From junior year to the present, my musical persuasions have been staggering. I\’ve gone back to rootsy music, explored the Indie scene until I was almost sick and have eventually landed comfortably in the land of Elvis Costello and Lucinda Williams, among many, many others. Reading the classic authors I missed out on in high school and back-issues of the New Yorker took on a weekend life of its own, and replaced, on many occasions, getting swilled with friends or bowling in the Union. The East Lansing landmarks will remain hilarious, dubious, seedy, comfortable and dramatic, each with their own personal history attached.
More than anything, I\’ll miss the extreme sense of a \”college ghetto.\” Walking home on a street strewn with sandwich wrappers, cigarette butts, broken sunglasses, cracked plastic cups, chewing tobacco cans, and in rare but inspiring occasions, crumpled class notes. There\’s nothing like watching the sunshine play off of the shattered bits of glass that bathe on the cement, adding a glimmer that only old Hollywood knows. The sparkle of glass reflects parties of the weekend, and the trash that gathers by the curb adds to the visual experience of a trashy, but glamorous, lifestyle. Broken blinds, dirty kitchens, angry landlords, delinquent neighbors who throw beer cans at your head while walking by; the real question remains: what will I not miss about college?
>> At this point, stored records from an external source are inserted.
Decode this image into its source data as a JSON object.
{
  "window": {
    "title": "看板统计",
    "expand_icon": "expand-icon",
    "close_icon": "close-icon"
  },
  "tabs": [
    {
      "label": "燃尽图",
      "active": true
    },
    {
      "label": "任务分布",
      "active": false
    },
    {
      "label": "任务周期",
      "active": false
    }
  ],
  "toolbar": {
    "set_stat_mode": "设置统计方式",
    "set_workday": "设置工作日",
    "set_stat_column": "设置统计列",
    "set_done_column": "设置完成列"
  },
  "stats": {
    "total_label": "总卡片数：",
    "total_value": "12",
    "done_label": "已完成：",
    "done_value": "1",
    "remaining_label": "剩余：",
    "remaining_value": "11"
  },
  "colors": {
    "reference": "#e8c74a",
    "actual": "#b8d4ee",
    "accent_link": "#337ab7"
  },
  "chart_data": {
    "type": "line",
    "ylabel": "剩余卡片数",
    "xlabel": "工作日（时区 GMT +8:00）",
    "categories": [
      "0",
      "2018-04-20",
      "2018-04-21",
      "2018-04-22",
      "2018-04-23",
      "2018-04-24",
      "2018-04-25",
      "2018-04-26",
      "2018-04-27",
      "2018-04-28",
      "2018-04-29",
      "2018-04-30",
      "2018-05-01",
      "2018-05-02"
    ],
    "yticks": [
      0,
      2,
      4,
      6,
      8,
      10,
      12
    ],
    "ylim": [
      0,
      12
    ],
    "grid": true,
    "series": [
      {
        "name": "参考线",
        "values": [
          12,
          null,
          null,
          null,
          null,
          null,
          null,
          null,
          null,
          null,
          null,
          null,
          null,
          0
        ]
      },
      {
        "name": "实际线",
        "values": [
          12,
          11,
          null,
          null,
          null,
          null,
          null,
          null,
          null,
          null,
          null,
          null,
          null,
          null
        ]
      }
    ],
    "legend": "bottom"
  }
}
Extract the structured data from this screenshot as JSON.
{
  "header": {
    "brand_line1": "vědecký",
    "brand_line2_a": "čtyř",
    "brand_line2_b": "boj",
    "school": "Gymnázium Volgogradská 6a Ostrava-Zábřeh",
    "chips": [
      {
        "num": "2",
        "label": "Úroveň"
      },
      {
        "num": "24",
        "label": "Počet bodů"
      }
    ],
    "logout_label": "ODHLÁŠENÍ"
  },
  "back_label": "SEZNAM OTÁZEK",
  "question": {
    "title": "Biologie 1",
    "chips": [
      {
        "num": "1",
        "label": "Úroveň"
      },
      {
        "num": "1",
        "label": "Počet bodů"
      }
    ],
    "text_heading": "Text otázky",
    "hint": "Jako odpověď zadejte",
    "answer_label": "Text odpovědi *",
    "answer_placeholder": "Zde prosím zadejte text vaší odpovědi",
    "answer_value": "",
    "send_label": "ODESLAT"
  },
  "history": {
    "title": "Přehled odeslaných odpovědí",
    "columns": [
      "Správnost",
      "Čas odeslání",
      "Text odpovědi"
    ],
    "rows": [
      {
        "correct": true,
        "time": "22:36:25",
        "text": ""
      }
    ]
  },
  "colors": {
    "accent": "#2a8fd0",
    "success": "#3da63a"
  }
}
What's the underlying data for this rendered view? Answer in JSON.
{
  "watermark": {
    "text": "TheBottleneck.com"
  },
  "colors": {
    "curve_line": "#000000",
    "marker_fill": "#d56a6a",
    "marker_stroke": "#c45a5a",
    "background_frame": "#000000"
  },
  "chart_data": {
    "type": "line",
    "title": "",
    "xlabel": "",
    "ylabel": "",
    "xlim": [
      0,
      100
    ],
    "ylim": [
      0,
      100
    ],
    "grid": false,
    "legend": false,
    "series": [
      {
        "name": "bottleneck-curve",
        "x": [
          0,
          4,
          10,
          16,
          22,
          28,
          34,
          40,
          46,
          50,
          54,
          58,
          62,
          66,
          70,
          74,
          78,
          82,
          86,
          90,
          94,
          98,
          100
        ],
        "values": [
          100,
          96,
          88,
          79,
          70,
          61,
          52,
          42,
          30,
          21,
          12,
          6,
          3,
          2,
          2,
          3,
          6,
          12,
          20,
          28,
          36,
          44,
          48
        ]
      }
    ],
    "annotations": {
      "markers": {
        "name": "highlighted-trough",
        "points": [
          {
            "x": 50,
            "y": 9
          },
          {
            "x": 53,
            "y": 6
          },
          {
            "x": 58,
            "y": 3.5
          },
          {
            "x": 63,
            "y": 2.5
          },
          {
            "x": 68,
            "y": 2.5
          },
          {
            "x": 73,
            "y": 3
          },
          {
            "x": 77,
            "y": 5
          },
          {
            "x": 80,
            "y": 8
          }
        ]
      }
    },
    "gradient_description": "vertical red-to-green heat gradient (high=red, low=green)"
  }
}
[four]While it seems like a lifestyle of glorious depravity and midnight meals is a shoe-in for most, there also must come the moment of retraction. For me, it came in the form of replacing bar D.J.s for really good books and Coors Lite for late-night espresso. It\’s been a waning process since fall semester, mostly because finding a job is a sobering experience and because it just felt like the time. That\’s not to say that I don\’t exploit drink specials and enjoy a.m. eating, it\’s just taken on a new, nostalgic feeling. It\’s less about the alcohol or which guy at the bar I\’m trying to ignore, and more about the atmosphere, my friends and how it\’s all soon going to take the form of a bittersweet memory. Soon everyone I\’ve grown so comfortable with—those who have seen me at every emotional state—will disperse and it will be a new place, with new music, new books and hopefully a late-night pizza joint with a coffee shop nearby. But until we\’ve packed our bags and head for the unknown, it\’s time revel in the end of lectures and the beginning of whatever\’s to come.